Also, as you understand this process is not universal, how could you prepare yourself individually to cope this emotional and psychological shock? How could you adjust to your new culture more efficiently? It is clear that expatriation may bring a block or emotional responses such as: loss of self-esteem and confidence; insecurity and self-doubt; concerns about the future and a meaning crisis; reappraisal of life and a reinvention; hope for something more; changing sense of “self”.
To release those feelings that affect your clarity of vision and ultimately your achievement, you have to explore things that are not necessarily at the forefront of your mind. Often, you do not see that you have a block but just feel ambivalent about the goal. In other words, you need to observe and become aware of your own way of interacting.
Having quality time will help you to grow wisely within your new surrounding. You will be able to tolerate, accept and understand your thoughts as well as your actions without blaming yourself. How can you find the block naturally and prepare yourself to avoid or cope more efficiently the “crisis phase” and its cultural shocks?
You need to identify where you are in the cycle, imagine what you want the future to be, and then take accountability for reaching your goal.

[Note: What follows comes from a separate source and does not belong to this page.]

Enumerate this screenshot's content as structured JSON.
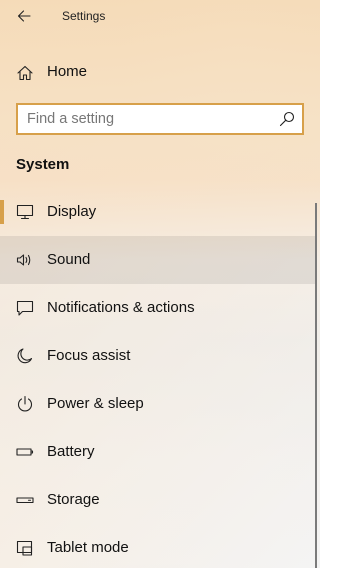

Nathalie Conraud Mollah is a Certified Professional Life Coach. Nathalie has created Your Expat Gate to assist new and experienced expatriates who are struggling with a life routine. She has five specialist coaching services: Life, Intercultural, Career, Marketing and Small Business. Follow her on Facebook at www.facebook/yourexpatgate